Directions for this task — Please print the whole of the listing that follows exactly.

Data supplied —

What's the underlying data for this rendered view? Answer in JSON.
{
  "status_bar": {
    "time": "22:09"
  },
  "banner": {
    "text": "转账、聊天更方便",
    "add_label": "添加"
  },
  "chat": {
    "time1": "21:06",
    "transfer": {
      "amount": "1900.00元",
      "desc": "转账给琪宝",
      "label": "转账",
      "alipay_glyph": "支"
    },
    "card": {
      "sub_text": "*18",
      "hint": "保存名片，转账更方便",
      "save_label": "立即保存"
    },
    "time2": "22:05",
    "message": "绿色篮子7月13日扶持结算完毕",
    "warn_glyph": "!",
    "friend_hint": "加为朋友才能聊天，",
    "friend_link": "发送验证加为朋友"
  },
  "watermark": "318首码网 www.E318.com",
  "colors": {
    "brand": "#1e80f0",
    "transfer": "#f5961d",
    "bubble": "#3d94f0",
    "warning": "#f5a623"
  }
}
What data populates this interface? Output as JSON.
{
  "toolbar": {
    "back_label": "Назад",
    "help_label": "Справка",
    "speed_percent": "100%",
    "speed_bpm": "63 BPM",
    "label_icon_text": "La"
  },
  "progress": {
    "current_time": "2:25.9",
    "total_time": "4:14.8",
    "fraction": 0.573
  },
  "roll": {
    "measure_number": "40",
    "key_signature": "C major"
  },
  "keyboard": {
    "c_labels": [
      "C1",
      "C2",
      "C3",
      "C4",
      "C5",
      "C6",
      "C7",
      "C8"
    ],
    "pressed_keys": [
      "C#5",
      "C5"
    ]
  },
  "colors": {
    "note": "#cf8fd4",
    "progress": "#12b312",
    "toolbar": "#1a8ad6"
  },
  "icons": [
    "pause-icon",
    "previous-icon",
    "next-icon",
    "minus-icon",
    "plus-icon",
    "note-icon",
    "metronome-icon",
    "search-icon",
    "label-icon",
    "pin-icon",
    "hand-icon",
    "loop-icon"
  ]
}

Task response —
What's the underlying data for this rendered view? Answer in JSON.
{
  "status_bar": {
    "time": "22:09"
  },
  "banner": {
    "text": "转账、聊天更方便",
    "add_label": "添加"
  },
  "chat": {
    "time1": "21:06",
    "transfer": {
      "amount": "1900.00元",
      "desc": "转账给琪宝",
      "label": "转账",
      "alipay_glyph": "支"
    },
    "card": {
      "sub_text": "*18",
      "hint": "保存名片，转账更方便",
      "save_label": "立即保存"
    },
    "time2": "22:05",
    "message": "绿色篮子7月13日扶持结算完毕",
    "warn_glyph": "!",
    "friend_hint": "加为朋友才能聊天，",
    "friend_link": "发送验证加为朋友"
  },
  "watermark": "318首码网 www.E318.com",
  "colors": {
    "brand": "#1e80f0",
    "transfer": "#f5961d",
    "bubble": "#3d94f0",
    "warning": "#f5a623"
  }
}
What data populates this interface? Output as JSON.
{
  "toolbar": {
    "back_label": "Назад",
    "help_label": "Справка",
    "speed_percent": "100%",
    "speed_bpm": "63 BPM",
    "label_icon_text": "La"
  },
  "progress": {
    "current_time": "2:25.9",
    "total_time": "4:14.8",
    "fraction": 0.573
  },
  "roll": {
    "measure_number": "40",
    "key_signature": "C major"
  },
  "keyboard": {
    "c_labels": [
      "C1",
      "C2",
      "C3",
      "C4",
      "C5",
      "C6",
      "C7",
      "C8"
    ],
    "pressed_keys": [
      "C#5",
      "C5"
    ]
  },
  "colors": {
    "note": "#cf8fd4",
    "progress": "#12b312",
    "toolbar": "#1a8ad6"
  },
  "icons": [
    "pause-icon",
    "previous-icon",
    "next-icon",
    "minus-icon",
    "plus-icon",
    "note-icon",
    "metronome-icon",
    "search-icon",
    "label-icon",
    "pin-icon",
    "hand-icon",
    "loop-icon"
  ]
}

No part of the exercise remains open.